* Article titles in AMA citation format should be in sentence-case

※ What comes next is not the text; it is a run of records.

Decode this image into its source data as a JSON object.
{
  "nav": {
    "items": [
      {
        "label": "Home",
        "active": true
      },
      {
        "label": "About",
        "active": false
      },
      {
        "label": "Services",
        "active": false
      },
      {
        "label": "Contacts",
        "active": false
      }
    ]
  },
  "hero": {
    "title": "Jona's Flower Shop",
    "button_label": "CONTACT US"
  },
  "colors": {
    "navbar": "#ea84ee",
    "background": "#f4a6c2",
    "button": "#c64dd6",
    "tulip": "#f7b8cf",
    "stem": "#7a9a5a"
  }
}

TY - JOUR T1 - Specific detection of different phylogenetic groups of chemocline bacteria based on PCR and denaturing gradient gel electrophoresis of 16S rRNA gene fragments. AU - Overmann,J, AU - Coolen,M J, AU - Tuschak,C, PY - 1999/7/23/pubmed PY - 1999/7/23/medline PY - 1999/7/23/entrez SP - 83 EP - 94 JF - Archives of microbiology JO - Arch Microbiol VL - 172 IS - 2 N2 - Specific amplification of 16S rRNA gene fragments in combination with denaturing gradient gel electrophoresis (DGGE) was used to generate fingerprints of Chromatiaceae, green sulfur bacteria, Desulfovibrionaceae, and beta-Proteobacteria. Sequencing of the gene fragments confirmed that each primer pair was highly specific for the respective phylogenetic group. Applying the new primer sets, the bacterial diversity in the chemoclines of a eutrophic freshwater lake, a saline meromictic lake, and a laminated marine sediment was investigated. Compared to a conventional bacterial primer pair, a higher number of discrete DGGE bands was generated using our specific primer pairs. With one exception, all 15 bands tested yielded reliable 16S rRNA gene sequences. The highest diversity was found within the chemocline microbial community of the eutrophic freshwater lake. Sequence comparison revealed that the six sequences of Chromatiaceae and green sulfur bacteria detected in this habitat all represent distinct and previously unknown phylotypes. The lowest diversity of phylotypes was detected in the chemocline of the meromictic saline lake, which yielded only one sequence each of the Chromatiaceae, beta-2-Proteobacteria, and Desulfovibrionaceae, and no sequences of green sulfur bacteria. The newly developed primer sets are useful for the detection of previously unknown phylotypes, for the comparison of the microbial diversity between different natural habitats, and especially for the rapid monitoring of enrichments of unknown bacterial species. SN - 0302-8933 UR - https://www.unboundmedicine.com/medline/citation/10415169/Specific_detection_of_different_phylogenetic_groups_of_chemocline_bacteria_based_on_PCR_and_denaturing_gradient_gel_electrophoresis_of_16S_rRNA_gene_fragments_ L2 - https://dx.doi.org/10.1007/s002030050744 DB - PRIME DP - Unbound Medicine ER -